“The older teachers must attend to avoid ‘ruts’ and keep in touch with progress in the education world,” a notice in the Marion Record stated.
School boards often visited the institute and chose which teachers to hire based on their performance.
Tuition was $1 (the equivalent of $28.53 total), with study materials costing 10 cents — 15 cents if mailed. Room and board was available throughout Marion.
“Probably the liveliest session of the four weeks,” the Record reported at the time, “was the game of ball played between Hillsboro’s [city] team and the institute team.
“Mr. J.W. Schidler, superintendent of the Hillsboro schools, arose and in a dignified and ceremonious way announced the victory for Hillsboro, remarking in the course of his little spiel that he was very glad the laurels had been carried off by his hometown.
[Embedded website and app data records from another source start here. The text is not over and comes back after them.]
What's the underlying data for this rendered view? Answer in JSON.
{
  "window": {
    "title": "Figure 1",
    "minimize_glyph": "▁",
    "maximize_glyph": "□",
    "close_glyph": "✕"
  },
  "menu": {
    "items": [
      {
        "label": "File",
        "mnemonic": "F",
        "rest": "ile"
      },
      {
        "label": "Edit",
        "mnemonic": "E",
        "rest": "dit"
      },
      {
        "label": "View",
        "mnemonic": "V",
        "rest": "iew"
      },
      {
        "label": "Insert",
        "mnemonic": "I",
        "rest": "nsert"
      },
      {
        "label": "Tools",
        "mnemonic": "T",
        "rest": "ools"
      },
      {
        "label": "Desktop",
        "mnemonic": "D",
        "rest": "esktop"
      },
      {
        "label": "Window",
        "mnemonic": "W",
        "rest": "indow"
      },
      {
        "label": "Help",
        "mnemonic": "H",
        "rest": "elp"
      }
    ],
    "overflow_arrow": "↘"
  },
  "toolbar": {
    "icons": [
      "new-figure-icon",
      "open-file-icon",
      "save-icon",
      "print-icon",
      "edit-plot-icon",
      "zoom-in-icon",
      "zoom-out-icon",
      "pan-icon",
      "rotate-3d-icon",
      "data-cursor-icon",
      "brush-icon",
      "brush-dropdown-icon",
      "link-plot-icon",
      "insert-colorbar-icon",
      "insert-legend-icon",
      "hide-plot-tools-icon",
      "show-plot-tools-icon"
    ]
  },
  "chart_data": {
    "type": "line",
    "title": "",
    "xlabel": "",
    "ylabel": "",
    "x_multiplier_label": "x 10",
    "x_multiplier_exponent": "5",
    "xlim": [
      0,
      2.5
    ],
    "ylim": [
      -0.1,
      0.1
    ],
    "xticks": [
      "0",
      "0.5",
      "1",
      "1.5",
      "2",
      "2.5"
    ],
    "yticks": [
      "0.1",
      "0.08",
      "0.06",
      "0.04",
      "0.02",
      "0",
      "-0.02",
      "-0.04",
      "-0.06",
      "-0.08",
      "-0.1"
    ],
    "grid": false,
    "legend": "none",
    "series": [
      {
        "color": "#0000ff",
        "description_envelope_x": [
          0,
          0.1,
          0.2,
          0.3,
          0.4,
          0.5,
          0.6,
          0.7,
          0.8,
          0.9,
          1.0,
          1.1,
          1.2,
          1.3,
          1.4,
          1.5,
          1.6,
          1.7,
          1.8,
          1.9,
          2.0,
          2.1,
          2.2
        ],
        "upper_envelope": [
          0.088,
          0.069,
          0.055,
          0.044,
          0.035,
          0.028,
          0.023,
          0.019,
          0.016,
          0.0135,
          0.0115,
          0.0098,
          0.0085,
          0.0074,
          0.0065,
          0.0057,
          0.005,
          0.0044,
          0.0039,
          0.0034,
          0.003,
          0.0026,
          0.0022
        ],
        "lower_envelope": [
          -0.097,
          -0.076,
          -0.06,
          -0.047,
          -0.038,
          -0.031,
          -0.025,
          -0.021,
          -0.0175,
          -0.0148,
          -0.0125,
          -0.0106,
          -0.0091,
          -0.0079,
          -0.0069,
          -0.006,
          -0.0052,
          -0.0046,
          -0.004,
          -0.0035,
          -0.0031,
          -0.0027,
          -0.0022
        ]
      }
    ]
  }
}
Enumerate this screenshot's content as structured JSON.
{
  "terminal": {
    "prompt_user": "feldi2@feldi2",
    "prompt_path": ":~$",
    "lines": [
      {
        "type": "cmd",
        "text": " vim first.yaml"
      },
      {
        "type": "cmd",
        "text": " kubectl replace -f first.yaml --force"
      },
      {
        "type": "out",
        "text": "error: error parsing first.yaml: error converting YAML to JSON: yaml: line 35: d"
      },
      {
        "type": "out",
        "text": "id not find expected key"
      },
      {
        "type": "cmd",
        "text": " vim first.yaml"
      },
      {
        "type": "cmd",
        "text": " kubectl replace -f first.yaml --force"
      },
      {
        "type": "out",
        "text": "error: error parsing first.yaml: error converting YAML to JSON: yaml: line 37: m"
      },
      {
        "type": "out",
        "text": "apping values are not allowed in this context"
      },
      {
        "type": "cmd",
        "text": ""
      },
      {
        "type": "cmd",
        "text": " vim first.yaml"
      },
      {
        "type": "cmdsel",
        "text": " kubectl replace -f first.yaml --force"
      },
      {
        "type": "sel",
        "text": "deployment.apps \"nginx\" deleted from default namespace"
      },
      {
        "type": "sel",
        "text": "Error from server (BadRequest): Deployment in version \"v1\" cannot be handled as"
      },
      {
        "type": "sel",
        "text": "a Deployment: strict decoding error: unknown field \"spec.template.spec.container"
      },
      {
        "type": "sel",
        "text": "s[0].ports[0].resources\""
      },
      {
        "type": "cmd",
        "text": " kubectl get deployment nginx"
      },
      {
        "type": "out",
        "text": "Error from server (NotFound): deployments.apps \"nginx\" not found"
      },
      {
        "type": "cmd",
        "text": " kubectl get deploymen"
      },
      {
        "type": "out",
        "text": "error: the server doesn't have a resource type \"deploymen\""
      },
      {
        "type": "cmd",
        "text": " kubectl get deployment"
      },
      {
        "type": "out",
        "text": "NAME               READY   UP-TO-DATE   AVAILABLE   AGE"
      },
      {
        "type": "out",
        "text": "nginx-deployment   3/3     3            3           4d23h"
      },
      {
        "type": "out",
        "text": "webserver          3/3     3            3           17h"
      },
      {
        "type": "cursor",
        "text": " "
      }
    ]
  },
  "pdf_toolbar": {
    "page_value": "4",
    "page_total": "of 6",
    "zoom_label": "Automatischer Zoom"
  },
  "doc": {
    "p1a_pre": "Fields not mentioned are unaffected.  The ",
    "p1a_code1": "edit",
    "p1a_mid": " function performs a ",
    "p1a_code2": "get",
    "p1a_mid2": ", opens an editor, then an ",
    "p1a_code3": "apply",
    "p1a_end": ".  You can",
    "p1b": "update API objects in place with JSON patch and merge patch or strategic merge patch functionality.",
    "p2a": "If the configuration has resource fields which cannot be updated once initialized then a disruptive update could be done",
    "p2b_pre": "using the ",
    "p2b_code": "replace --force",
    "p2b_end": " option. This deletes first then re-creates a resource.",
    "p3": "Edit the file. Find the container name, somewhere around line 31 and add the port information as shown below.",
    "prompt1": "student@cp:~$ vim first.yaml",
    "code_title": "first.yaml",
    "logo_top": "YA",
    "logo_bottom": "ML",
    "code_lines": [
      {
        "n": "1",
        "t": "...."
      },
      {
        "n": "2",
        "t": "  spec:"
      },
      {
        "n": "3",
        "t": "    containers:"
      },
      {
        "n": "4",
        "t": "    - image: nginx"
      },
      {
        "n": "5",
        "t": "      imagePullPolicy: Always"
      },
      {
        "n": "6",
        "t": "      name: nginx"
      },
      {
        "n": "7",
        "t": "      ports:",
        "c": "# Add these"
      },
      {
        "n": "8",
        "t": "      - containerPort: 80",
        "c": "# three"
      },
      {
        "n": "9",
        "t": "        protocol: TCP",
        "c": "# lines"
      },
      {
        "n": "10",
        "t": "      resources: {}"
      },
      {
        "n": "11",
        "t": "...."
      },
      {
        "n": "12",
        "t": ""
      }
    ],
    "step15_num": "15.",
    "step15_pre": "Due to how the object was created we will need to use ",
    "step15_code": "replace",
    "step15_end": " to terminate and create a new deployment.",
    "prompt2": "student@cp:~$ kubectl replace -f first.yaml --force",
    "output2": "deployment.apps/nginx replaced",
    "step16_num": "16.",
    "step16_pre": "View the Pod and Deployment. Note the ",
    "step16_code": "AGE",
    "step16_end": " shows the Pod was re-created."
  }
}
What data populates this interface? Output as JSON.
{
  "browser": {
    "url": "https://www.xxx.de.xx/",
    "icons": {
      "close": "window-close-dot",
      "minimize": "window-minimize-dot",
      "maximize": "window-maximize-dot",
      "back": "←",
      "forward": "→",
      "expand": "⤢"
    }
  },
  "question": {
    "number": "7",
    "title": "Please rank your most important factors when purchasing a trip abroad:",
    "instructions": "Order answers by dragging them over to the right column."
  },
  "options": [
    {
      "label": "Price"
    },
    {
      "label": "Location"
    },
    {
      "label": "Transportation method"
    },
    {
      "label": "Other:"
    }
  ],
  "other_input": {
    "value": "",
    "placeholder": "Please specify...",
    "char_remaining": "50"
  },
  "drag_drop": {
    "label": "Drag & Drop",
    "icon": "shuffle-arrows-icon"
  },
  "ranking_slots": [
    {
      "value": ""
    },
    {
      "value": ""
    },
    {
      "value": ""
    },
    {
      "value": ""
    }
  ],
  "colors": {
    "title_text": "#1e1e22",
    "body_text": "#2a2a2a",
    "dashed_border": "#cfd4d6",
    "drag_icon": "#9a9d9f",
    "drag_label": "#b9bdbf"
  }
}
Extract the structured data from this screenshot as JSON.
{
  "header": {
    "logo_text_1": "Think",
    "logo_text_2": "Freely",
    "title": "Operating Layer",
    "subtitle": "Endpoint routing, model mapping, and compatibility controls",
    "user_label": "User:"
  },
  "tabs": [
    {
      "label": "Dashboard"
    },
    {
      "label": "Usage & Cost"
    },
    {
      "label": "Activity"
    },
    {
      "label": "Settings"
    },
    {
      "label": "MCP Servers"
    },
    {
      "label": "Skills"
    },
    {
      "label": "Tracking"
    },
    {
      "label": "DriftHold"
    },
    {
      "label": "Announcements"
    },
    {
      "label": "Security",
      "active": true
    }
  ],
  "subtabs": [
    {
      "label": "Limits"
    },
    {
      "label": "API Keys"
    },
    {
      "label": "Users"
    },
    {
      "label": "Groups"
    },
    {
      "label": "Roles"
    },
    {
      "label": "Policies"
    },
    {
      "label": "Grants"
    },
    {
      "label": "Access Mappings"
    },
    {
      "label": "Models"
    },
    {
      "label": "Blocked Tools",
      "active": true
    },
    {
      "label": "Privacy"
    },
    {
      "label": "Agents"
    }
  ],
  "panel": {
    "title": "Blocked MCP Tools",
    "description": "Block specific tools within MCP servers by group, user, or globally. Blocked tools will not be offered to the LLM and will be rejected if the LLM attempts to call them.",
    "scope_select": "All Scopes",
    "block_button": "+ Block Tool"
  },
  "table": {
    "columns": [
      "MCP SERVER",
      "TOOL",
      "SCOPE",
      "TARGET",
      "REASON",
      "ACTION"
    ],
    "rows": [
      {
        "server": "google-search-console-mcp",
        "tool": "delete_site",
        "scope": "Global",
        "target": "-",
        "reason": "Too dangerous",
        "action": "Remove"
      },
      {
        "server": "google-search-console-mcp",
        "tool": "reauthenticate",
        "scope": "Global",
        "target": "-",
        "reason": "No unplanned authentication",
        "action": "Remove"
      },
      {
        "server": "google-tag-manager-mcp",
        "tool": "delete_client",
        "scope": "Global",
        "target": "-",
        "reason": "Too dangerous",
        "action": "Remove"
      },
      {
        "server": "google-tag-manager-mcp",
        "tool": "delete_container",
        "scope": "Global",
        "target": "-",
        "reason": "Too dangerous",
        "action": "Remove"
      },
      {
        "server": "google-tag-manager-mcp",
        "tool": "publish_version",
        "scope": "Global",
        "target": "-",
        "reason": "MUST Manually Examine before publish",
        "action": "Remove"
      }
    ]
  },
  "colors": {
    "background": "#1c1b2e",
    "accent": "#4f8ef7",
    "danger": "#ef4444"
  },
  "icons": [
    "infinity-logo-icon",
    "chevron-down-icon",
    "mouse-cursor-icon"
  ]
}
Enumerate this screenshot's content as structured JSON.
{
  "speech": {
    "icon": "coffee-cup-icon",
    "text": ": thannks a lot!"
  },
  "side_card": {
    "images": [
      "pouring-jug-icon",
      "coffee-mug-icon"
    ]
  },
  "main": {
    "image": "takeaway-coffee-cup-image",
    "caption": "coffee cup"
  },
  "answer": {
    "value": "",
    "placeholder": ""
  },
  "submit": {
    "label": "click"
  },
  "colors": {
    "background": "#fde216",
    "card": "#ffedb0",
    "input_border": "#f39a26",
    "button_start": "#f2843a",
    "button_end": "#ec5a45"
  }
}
“‘You are glad, are you?’ came in thunderous, gladiatorial tones from a deep-chested institutor.
“‘Yes, I am glad,’ re-echoed the Hillsboro pedagogue.
“These last words had no more than escaped his lips until he was sorry that he spoke. He was seized by several members of the defeated army and carried in the most undignified manner down the stairs to a water bucket, into which he was unceremoniously ‘ducked.’
“After this harmless diversion, he came up smiling and said he was sorry after thinking it over that the Hillsboro fellows won, which acknowledgment closed the incident amicably.”
For the record, Hillsboro won, 11-6, at the Marion ball diamond.
Last modified April 11, 2019